B.3 Professional liability of arbitrations and intervention of technical advisors
In the framework of a longstanding dispute that ended in 2019, the Brussels Court of Appeal annulled an arbitral award in a case concerning the professional liability of an arbitrator with respect to the intervention of a technical expert. In particular, the court ruled that the arbitrator had relied on the technical expert too closely, thereby violating multiple principles of justice. This gave rise to the annulment of the award and reimbursement of the arbitrator’s professional fees.
The dispute stemmed from arbitration proceedings before CEPANI, where a technical advisor had been appointed for the limited task of assisting the arbitrator with the technical aspects of the dispute. This appointment did not authorize any involvement in the decision-making process. From the technical expert’s invoices, it appeared that (i) he had drafted a report examining the usefulness of a technical inquiry – which is a procedural and therefore legal assessment, (ii) he was present at the judge’s deliberation after the court pleadings and (iii) he had received an unpublished, draft version of the award and delivered comments to the arbitrator.
One of the parties brought the case before the Brussels Court of Appeal (after the Court of First Instance had rejected its claim) on the basis of gross misconduct of the arbitrator, submitting that the arbitral award should be declared null.
The court held that the arbitrator had violated the secrecy of the deliberation – a principle considered to be fundamental to ensure judges’ (c.q. arbitrators) independency under Belgian law and had unlawfully transferred part of its jurisdiction to the technical expert.

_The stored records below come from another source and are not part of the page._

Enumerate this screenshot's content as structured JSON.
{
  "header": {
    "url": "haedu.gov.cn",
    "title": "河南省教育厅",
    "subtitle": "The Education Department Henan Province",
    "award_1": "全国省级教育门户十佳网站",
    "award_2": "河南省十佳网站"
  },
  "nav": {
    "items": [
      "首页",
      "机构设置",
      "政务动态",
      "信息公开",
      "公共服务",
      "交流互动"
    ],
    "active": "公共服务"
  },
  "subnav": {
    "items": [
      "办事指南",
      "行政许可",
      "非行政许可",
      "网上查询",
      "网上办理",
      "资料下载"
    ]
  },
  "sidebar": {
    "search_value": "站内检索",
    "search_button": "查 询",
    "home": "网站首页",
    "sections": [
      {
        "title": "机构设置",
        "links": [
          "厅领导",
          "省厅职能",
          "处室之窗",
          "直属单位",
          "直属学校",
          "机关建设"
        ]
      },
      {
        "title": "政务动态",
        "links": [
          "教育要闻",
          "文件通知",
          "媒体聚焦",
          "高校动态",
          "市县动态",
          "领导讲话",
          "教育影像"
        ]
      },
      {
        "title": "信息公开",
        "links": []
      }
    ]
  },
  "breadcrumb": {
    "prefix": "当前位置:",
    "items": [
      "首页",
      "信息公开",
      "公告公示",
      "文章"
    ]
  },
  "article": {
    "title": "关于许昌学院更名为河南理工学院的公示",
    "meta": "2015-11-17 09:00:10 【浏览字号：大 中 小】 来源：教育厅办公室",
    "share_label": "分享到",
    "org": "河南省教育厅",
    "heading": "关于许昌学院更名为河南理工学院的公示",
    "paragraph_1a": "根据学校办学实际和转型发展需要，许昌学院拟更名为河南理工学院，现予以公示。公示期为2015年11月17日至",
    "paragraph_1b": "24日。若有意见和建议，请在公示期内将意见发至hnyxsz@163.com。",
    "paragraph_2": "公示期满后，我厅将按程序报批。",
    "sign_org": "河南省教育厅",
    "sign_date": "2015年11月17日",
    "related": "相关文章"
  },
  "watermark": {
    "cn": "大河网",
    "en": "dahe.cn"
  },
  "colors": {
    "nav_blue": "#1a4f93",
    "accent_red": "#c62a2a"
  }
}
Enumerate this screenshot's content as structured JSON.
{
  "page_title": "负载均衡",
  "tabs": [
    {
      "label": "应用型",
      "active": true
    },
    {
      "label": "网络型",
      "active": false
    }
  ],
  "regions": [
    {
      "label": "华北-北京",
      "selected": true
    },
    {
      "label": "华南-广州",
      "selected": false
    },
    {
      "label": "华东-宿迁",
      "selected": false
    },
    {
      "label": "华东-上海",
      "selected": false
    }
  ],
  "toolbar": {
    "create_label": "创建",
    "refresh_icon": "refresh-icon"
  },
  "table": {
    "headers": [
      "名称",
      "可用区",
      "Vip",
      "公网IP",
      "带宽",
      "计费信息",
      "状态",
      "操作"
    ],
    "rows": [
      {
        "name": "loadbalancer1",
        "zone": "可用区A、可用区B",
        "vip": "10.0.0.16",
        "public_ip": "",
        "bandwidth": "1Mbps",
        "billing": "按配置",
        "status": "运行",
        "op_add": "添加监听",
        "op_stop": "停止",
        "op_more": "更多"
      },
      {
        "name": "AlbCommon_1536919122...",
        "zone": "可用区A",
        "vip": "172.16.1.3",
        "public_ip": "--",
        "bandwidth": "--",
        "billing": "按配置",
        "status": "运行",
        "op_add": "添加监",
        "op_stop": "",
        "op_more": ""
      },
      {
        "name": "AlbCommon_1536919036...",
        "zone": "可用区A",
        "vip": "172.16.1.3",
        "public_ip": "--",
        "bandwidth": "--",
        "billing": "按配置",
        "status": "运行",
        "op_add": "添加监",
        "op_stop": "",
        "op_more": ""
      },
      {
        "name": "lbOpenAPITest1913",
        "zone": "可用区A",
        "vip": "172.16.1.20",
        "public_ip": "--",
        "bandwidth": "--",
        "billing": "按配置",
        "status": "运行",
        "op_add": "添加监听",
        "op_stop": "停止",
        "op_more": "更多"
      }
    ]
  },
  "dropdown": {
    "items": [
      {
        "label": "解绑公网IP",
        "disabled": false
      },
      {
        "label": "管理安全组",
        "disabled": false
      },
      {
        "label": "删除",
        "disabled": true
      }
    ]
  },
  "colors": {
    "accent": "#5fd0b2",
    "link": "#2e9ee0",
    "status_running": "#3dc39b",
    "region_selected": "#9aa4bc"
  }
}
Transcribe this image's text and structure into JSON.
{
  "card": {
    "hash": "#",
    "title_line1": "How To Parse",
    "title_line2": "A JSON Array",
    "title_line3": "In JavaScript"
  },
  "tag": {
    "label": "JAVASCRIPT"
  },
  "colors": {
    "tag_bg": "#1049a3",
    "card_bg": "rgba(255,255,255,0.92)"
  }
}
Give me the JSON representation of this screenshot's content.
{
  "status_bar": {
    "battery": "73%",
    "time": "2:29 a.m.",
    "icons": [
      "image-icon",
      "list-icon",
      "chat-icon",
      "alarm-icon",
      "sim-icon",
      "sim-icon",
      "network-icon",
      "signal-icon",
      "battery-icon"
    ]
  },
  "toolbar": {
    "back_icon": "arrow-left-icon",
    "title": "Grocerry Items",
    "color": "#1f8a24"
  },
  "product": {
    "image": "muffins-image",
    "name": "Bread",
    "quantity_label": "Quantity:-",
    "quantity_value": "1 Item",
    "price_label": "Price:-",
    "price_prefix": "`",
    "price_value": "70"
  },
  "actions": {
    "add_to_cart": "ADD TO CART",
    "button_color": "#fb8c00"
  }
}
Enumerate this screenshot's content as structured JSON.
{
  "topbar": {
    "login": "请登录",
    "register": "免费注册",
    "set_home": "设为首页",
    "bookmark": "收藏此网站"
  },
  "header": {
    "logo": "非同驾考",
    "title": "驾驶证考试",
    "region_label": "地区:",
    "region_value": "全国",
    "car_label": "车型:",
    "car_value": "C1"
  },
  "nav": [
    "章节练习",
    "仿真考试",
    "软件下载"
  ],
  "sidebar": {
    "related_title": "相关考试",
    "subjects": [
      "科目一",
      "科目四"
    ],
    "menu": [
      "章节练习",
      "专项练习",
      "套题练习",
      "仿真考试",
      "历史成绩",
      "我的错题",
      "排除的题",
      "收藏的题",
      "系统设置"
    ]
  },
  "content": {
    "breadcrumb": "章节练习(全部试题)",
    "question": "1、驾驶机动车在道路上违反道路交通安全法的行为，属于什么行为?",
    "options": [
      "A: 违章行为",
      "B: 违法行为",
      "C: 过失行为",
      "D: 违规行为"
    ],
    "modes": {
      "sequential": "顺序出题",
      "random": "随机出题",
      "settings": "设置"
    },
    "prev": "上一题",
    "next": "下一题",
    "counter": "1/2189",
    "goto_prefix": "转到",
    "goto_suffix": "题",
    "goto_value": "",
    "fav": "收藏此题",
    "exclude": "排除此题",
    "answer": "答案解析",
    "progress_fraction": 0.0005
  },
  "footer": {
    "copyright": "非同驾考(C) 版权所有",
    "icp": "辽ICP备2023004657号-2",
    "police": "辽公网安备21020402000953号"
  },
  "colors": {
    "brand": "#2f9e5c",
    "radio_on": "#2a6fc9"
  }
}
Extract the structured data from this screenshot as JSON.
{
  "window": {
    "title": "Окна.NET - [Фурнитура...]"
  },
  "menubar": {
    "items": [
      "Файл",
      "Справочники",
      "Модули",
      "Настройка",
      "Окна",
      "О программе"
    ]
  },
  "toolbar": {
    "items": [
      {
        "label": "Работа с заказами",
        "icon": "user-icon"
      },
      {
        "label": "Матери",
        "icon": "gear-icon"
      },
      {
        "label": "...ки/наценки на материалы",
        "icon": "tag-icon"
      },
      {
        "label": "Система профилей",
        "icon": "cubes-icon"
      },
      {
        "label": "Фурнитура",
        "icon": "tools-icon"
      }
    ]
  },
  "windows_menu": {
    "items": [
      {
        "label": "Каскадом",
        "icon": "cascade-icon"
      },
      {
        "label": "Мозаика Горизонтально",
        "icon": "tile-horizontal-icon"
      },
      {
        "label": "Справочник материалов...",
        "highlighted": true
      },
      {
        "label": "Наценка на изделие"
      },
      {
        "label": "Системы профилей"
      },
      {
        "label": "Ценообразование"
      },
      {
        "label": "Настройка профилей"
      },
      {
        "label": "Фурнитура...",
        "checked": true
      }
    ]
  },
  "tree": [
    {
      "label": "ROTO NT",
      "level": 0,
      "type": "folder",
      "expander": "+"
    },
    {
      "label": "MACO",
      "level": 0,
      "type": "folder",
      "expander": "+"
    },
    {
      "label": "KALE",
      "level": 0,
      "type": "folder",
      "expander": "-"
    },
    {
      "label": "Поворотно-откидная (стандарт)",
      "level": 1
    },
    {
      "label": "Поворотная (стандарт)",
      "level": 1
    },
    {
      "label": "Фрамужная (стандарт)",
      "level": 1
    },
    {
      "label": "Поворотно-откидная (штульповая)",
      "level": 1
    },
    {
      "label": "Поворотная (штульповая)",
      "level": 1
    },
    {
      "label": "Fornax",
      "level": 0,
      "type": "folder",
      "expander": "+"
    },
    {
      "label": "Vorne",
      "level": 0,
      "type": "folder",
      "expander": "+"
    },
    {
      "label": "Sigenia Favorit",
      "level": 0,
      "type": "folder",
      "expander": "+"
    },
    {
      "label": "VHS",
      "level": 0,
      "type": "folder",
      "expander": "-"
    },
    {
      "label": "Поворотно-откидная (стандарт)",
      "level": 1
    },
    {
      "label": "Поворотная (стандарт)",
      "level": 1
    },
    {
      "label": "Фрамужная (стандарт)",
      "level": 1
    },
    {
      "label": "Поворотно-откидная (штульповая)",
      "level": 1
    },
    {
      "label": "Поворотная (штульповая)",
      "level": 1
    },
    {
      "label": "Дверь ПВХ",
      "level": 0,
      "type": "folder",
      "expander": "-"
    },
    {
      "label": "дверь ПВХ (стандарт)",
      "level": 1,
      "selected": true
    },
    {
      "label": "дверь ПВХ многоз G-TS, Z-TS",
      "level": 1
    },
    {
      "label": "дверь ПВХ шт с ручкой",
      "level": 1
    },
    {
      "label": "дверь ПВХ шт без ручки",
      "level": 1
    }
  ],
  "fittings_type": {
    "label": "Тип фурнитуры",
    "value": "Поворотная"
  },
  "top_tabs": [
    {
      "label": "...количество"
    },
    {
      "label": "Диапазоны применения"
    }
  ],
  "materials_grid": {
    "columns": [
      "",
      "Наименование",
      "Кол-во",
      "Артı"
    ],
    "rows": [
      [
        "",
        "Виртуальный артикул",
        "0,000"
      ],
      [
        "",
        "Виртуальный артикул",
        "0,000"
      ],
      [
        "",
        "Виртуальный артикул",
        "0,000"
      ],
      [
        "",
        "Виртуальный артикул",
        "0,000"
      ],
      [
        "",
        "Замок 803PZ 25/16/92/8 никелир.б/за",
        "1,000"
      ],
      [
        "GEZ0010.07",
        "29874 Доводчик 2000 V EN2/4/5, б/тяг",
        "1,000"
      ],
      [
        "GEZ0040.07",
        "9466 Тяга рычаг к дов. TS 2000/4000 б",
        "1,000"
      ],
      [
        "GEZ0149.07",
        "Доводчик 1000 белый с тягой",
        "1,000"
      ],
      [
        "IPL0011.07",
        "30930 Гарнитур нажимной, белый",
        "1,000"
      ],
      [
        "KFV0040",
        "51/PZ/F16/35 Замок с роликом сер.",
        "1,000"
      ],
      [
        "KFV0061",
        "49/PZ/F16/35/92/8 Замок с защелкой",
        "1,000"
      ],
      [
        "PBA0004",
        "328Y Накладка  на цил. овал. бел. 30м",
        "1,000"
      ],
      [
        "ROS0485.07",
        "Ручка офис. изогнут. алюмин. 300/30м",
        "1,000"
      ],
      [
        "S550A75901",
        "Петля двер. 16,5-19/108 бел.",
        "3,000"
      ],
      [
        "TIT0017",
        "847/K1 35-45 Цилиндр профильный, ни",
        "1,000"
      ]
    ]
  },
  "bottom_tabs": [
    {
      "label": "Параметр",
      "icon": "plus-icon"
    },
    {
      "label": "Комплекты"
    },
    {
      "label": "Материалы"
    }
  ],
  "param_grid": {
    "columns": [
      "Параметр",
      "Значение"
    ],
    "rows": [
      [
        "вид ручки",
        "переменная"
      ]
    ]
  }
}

The court annulled the arbitral award and condemned the arbitrator to reimburse his professional fees (i.e., the full amount it had received from CEPANI). Interestingly, the appellant did not receive compensation for its legal costs incurred for the defense of its claims because it was not proven that the appellant would have obtained a more advantageous award if the arbitrator had not made a professional error, especially considering the fact that the parties had entered into a settlement agreement after the arbitral award was handed down.
 EUR 25,000.
 EUR 100,000.
 EUR 40,000.
 EUR 15,000.